[INFORMATION GIVEN]

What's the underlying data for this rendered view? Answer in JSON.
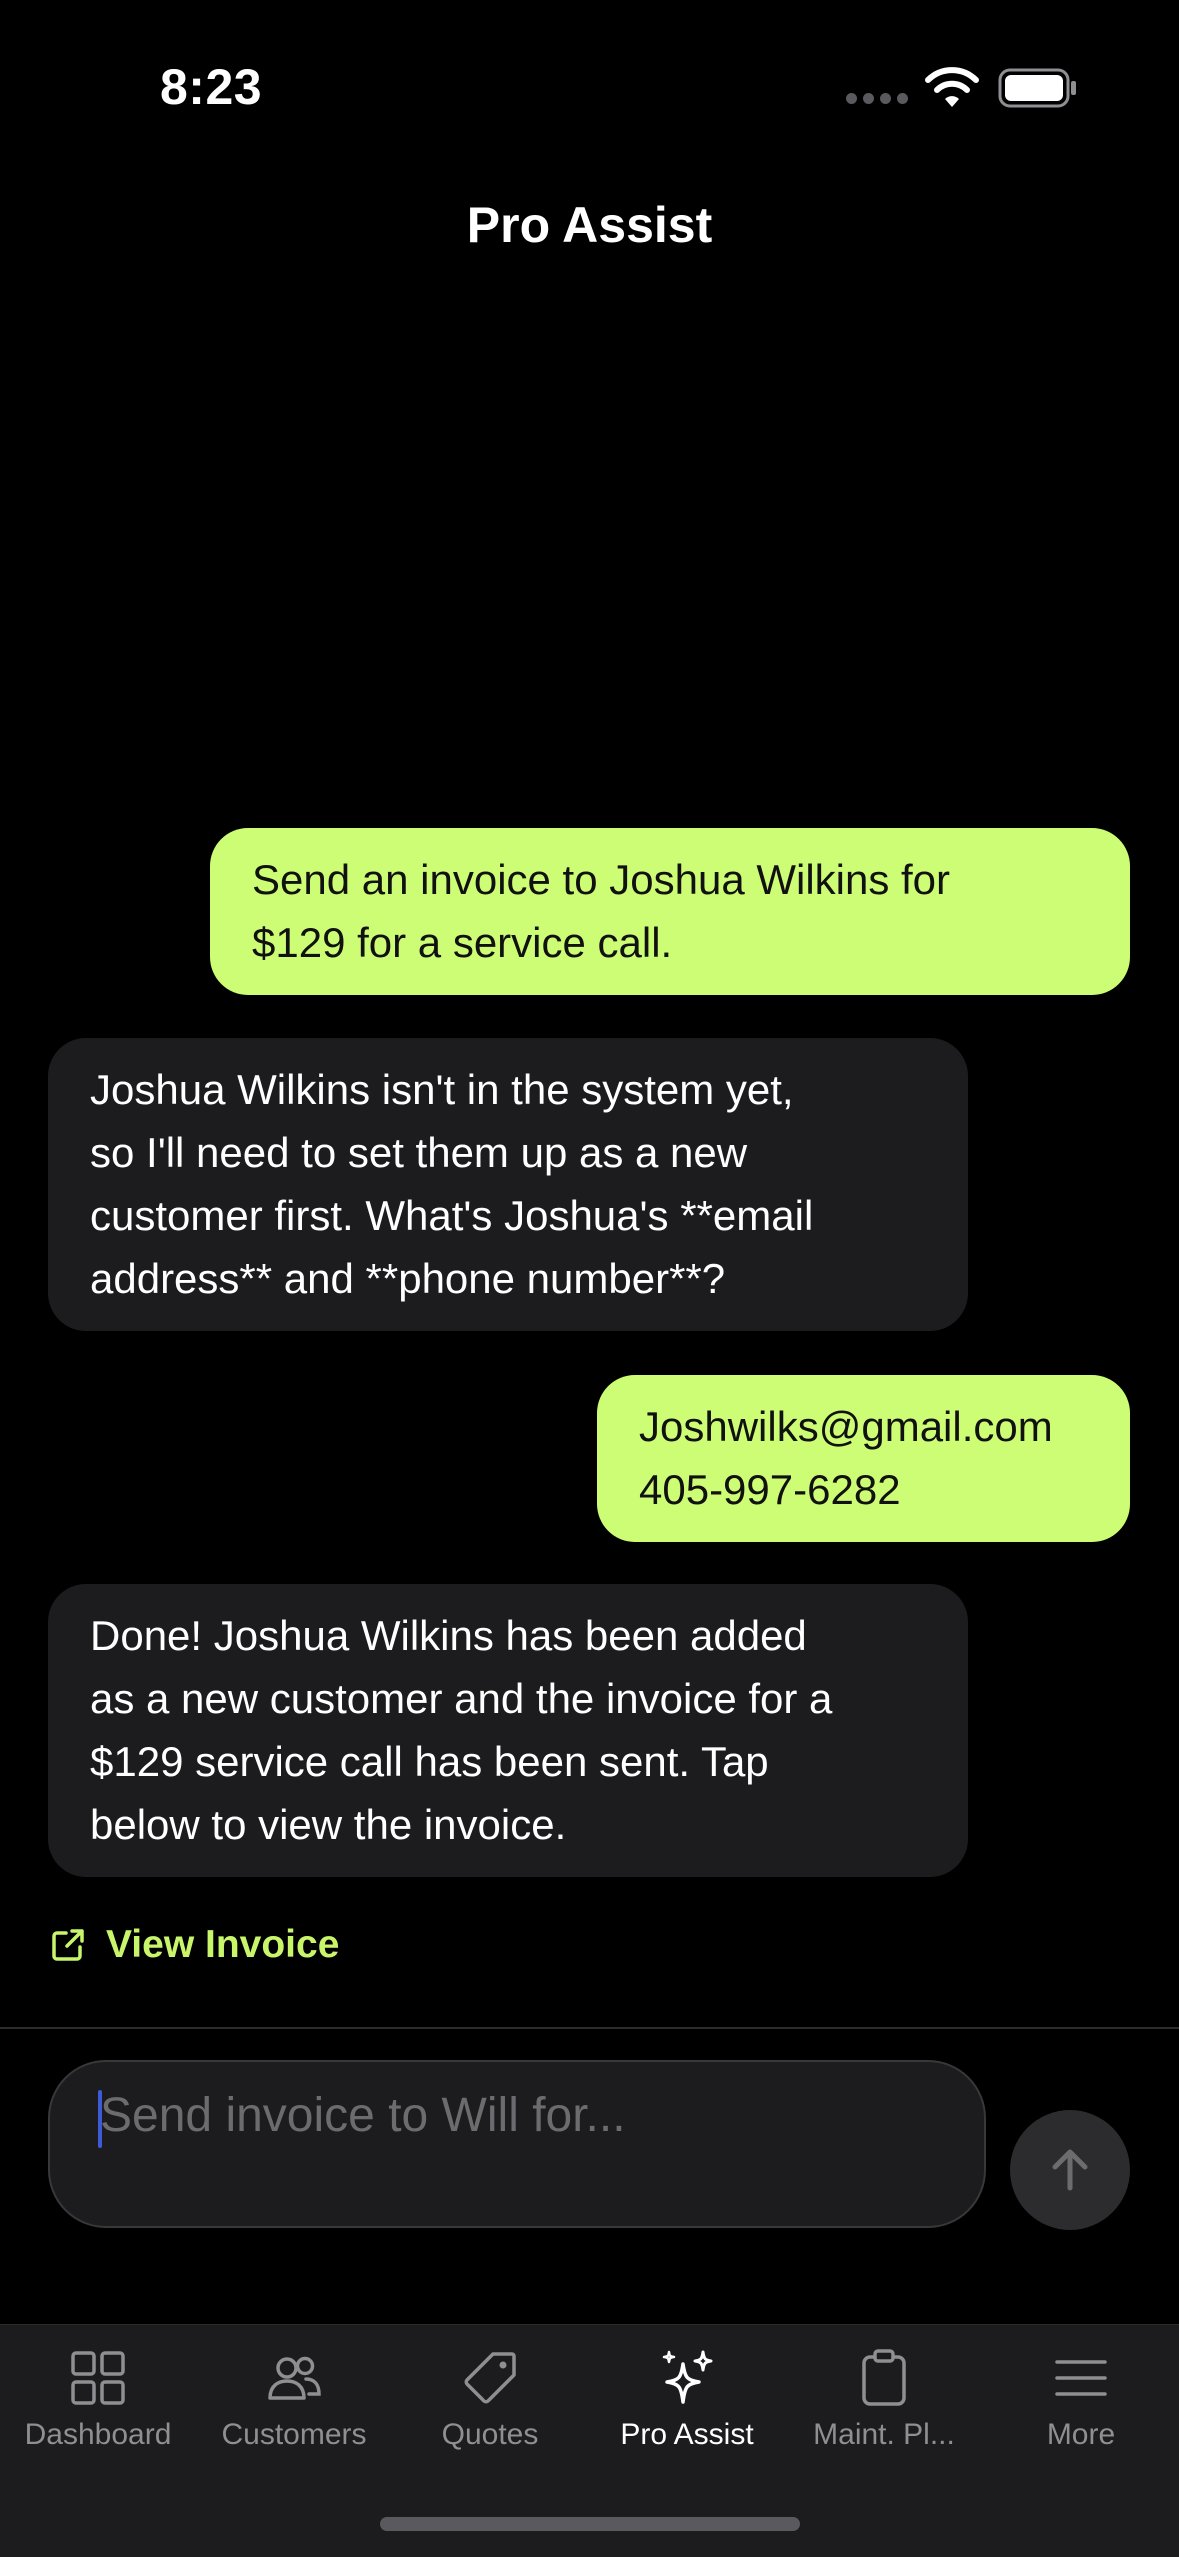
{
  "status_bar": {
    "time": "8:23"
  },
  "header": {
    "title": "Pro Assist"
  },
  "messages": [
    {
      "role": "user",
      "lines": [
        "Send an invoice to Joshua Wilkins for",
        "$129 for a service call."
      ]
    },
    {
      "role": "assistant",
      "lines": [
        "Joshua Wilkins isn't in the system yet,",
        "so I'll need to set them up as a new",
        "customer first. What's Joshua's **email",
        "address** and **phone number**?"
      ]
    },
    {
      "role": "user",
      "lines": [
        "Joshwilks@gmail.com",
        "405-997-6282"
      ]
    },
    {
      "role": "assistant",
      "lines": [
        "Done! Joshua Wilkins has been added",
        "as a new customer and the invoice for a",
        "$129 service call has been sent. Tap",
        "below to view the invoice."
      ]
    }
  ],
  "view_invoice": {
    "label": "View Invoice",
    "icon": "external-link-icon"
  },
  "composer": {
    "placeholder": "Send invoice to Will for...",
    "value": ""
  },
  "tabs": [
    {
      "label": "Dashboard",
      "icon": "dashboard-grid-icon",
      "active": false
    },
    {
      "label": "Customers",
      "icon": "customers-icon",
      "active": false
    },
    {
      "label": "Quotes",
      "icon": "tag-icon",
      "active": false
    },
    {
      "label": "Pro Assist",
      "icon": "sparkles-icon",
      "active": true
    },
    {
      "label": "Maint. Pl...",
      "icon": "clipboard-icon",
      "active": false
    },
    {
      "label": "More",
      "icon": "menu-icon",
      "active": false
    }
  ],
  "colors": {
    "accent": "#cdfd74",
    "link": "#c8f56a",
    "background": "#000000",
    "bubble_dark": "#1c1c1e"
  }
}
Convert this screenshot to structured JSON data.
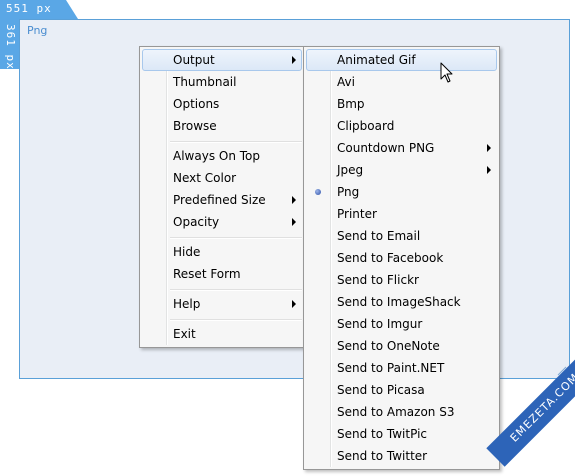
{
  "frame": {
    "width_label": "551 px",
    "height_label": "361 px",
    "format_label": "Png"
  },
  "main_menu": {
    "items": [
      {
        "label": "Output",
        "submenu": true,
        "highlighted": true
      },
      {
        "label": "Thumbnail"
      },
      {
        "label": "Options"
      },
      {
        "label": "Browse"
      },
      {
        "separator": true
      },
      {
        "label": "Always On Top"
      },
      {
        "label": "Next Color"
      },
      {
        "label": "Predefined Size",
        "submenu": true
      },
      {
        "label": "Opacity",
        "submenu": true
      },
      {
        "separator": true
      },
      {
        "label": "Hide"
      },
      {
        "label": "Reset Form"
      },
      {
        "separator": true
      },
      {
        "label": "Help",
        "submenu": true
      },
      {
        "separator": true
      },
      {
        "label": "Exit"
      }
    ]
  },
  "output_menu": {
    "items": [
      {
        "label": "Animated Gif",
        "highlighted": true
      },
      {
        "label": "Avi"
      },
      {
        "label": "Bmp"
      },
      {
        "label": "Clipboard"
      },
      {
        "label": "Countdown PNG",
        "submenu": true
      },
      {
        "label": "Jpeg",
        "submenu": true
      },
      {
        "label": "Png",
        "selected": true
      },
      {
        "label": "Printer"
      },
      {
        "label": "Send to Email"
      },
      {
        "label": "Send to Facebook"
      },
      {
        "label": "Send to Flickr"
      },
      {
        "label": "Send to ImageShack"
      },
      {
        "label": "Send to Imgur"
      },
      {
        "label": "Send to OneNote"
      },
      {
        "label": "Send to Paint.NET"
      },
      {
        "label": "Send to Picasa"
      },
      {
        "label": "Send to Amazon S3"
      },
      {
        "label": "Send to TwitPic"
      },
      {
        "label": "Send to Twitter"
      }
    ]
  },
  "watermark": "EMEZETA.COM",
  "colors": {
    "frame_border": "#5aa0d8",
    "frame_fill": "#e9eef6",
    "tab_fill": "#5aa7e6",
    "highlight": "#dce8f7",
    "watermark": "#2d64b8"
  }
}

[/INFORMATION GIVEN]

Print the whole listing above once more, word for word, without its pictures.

What's the underlying data for this rendered view? Answer in JSON.
{
  "status_bar": {
    "time": "8:23"
  },
  "header": {
    "title": "Pro Assist"
  },
  "messages": [
    {
      "role": "user",
      "lines": [
        "Send an invoice to Joshua Wilkins for",
        "$129 for a service call."
      ]
    },
    {
      "role": "assistant",
      "lines": [
        "Joshua Wilkins isn't in the system yet,",
        "so I'll need to set them up as a new",
        "customer first. What's Joshua's **email",
        "address** and **phone number**?"
      ]
    },
    {
      "role": "user",
      "lines": [
        "Joshwilks@gmail.com",
        "405-997-6282"
      ]
    },
    {
      "role": "assistant",
      "lines": [
        "Done! Joshua Wilkins has been added",
        "as a new customer and the invoice for a",
        "$129 service call has been sent. Tap",
        "below to view the invoice."
      ]
    }
  ],
  "view_invoice": {
    "label": "View Invoice",
    "icon": "external-link-icon"
  },
  "composer": {
    "placeholder": "Send invoice to Will for...",
    "value": ""
  },
  "tabs": [
    {
      "label": "Dashboard",
      "icon": "dashboard-grid-icon",
      "active": false
    },
    {
      "label": "Customers",
      "icon": "customers-icon",
      "active": false
    },
    {
      "label": "Quotes",
      "icon": "tag-icon",
      "active": false
    },
    {
      "label": "Pro Assist",
      "icon": "sparkles-icon",
      "active": true
    },
    {
      "label": "Maint. Pl...",
      "icon": "clipboard-icon",
      "active": false
    },
    {
      "label": "More",
      "icon": "menu-icon",
      "active": false
    }
  ],
  "colors": {
    "accent": "#cdfd74",
    "link": "#c8f56a",
    "background": "#000000",
    "bubble_dark": "#1c1c1e"
  }
}
Convert this screenshot to structured JSON data.
{
  "frame": {
    "width_label": "551 px",
    "height_label": "361 px",
    "format_label": "Png"
  },
  "main_menu": {
    "items": [
      {
        "label": "Output",
        "submenu": true,
        "highlighted": true
      },
      {
        "label": "Thumbnail"
      },
      {
        "label": "Options"
      },
      {
        "label": "Browse"
      },
      {
        "separator": true
      },
      {
        "label": "Always On Top"
      },
      {
        "label": "Next Color"
      },
      {
        "label": "Predefined Size",
        "submenu": true
      },
      {
        "label": "Opacity",
        "submenu": true
      },
      {
        "separator": true
      },
      {
        "label": "Hide"
      },
      {
        "label": "Reset Form"
      },
      {
        "separator": true
      },
      {
        "label": "Help",
        "submenu": true
      },
      {
        "separator": true
      },
      {
        "label": "Exit"
      }
    ]
  },
  "output_menu": {
    "items": [
      {
        "label": "Animated Gif",
        "highlighted": true
      },
      {
        "label": "Avi"
      },
      {
        "label": "Bmp"
      },
      {
        "label": "Clipboard"
      },
      {
        "label": "Countdown PNG",
        "submenu": true
      },
      {
        "label": "Jpeg",
        "submenu": true
      },
      {
        "label": "Png",
        "selected": true
      },
      {
        "label": "Printer"
      },
      {
        "label": "Send to Email"
      },
      {
        "label": "Send to Facebook"
      },
      {
        "label": "Send to Flickr"
      },
      {
        "label": "Send to ImageShack"
      },
      {
        "label": "Send to Imgur"
      },
      {
        "label": "Send to OneNote"
      },
      {
        "label": "Send to Paint.NET"
      },
      {
        "label": "Send to Picasa"
      },
      {
        "label": "Send to Amazon S3"
      },
      {
        "label": "Send to TwitPic"
      },
      {
        "label": "Send to Twitter"
      }
    ]
  },
  "watermark": "EMEZETA.COM",
  "colors": {
    "frame_border": "#5aa0d8",
    "frame_fill": "#e9eef6",
    "tab_fill": "#5aa7e6",
    "highlight": "#dce8f7",
    "watermark": "#2d64b8"
  }
}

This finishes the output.